The Massachusetts-based robotics vendor Boston Dynamics gained some powerful leverage today for its continuing push into the warehouse automation sector, announcing it had been acquired by automotive giant Hyundai Motor Group.
Seoul, South Korea-based Hyundai paid about $880 million to buy an 80% stake in Boston Dynamics, with previous owner Softbank Group retaining a 20% share of the company. Subject to regulatory approvals and other closing conditions, the transaction is expected to close by June of 2021.
Tokyo-based Softbank is a frequent investor in logistics firms, also holding stakes in startups like the third party logistics provider (3PL) ShipBob, robotics artificial intelligence (AI) firm Brain Corp., robotic fulfillment solution provider Berkshire Grey, mobile inventory scanning robot maker Simbe Robotics Inc., and autonomous mobile robot (AMR) vendor Fetch Robotics Inc.
In contrast, Hyundai is a newer player in the logistics space, but the company said the move was part of a larger strategy to transform itself into a “smart mobility solution provider,” following previous investments in autonomous driving technology, connectivity, eco-friendly vehicles, smart factories, advanced materials, artificial intelligence (AI), and robots.
According to Hyundai, the deal will propel the development and commercialization of advanced robots for applications in autonomous vehicles, urban air mobility (UAM), and smart factories. In addition, Hyundai and Boston Dynamics will now team to create a “robotics value chain” ranging from robot component manufacturing to smart logistics solutions.
Boston Dynamics already sells a computer vision solution called Pick that is installed on robotic arms for depalletizing tasks, and is currently developing a mobile, ostrich-shaped unit called Handle for moving cartons around the warehouse, set for release in 2022. Outside of logistics, the company is best known for its dog-like service robot called Spot that is designed to perform “dull, dirty, and dangerous” tasks in settings like power utilities, construction, manufacturing, oil and gas, and mining.The company defines its position within the sector with a tight focus on depalletizing and case handling, as opposed to moving pallets or picking individual items. Specifically, its Pick vision system allows users to roll a pallet in from of a robot arm and then stand back while it singulates the cartons onto a conveyor, whether they include single-SKU goods, multi-layered stacks, or a large variety of different cartons and cases, the company says.

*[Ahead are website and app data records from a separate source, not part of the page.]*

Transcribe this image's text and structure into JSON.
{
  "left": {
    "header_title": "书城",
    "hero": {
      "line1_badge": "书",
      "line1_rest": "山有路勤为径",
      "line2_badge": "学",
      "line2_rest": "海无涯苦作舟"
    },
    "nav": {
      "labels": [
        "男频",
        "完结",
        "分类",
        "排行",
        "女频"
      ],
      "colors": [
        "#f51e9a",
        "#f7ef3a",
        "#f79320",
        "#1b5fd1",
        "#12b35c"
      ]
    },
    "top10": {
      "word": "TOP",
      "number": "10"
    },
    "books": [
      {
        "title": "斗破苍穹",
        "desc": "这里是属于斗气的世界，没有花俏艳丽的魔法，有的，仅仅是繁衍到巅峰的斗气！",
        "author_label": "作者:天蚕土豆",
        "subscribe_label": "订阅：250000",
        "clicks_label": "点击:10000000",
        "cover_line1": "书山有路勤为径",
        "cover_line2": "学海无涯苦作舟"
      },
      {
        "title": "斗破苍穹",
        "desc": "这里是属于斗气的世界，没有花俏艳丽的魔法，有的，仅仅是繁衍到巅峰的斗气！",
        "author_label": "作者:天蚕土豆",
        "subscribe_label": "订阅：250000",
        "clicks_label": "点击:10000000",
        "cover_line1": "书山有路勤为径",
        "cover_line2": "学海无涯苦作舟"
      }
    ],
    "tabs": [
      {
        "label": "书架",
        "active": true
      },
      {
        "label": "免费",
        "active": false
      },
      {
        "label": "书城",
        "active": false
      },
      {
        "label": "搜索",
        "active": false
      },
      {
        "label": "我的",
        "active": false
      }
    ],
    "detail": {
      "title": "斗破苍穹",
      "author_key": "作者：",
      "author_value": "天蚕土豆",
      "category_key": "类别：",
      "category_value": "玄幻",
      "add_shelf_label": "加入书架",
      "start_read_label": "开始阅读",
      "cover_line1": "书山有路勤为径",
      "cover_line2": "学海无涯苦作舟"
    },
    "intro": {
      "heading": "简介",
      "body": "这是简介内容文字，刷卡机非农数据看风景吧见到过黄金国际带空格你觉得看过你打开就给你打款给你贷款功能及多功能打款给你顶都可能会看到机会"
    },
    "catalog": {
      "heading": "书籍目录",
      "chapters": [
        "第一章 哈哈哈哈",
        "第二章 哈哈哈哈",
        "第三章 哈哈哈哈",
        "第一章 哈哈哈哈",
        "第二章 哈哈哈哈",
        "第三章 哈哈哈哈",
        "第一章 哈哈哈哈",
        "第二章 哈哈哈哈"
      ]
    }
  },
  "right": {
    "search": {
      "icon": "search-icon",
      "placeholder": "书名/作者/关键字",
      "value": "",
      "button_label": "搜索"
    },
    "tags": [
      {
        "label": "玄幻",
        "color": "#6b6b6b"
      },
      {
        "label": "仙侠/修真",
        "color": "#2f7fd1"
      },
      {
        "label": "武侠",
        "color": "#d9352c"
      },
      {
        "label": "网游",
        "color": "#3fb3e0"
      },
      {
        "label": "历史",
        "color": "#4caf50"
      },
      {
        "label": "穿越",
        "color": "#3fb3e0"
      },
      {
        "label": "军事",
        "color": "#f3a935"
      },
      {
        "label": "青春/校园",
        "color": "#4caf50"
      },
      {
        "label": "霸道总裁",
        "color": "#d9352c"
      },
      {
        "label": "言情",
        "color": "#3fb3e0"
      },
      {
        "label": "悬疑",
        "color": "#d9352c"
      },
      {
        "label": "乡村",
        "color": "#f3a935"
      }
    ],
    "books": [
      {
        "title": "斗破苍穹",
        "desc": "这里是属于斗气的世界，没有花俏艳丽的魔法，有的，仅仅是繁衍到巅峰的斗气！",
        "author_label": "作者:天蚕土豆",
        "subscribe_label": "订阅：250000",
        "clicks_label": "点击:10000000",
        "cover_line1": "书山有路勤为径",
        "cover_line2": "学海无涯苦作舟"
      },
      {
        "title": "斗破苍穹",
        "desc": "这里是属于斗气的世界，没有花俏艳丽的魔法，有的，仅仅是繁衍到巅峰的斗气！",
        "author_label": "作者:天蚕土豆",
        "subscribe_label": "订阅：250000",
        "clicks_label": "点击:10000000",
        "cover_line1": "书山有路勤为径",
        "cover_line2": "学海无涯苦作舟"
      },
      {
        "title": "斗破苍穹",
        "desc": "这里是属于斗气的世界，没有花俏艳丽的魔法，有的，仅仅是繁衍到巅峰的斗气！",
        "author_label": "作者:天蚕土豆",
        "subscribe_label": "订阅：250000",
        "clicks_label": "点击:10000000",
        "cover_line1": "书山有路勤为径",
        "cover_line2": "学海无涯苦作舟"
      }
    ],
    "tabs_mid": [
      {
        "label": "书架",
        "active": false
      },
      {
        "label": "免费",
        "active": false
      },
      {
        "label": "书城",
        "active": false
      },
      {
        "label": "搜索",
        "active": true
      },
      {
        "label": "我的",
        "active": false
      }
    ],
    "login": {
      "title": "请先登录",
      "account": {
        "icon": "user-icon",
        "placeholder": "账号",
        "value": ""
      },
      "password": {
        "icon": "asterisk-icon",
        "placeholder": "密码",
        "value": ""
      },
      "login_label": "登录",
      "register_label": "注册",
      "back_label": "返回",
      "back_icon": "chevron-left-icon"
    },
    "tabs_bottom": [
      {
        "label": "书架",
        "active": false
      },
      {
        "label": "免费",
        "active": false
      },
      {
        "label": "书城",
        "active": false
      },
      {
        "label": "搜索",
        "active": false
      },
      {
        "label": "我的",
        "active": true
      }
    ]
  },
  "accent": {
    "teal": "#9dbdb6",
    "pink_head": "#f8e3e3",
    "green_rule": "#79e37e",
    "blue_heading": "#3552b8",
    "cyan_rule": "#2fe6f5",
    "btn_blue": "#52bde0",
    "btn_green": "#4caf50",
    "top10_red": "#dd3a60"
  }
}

We’re thrilled to be joining Hyundai Motor Group, a partner that shares our vision for the future of mobile robots like Spot, Handle, and Atlas. Read more: https://t.co/fWB9ZquDIh pic.twitter.com/5m1xJlKWMJ— Boston Dynamics (@BostonDynamics) December 11, 2020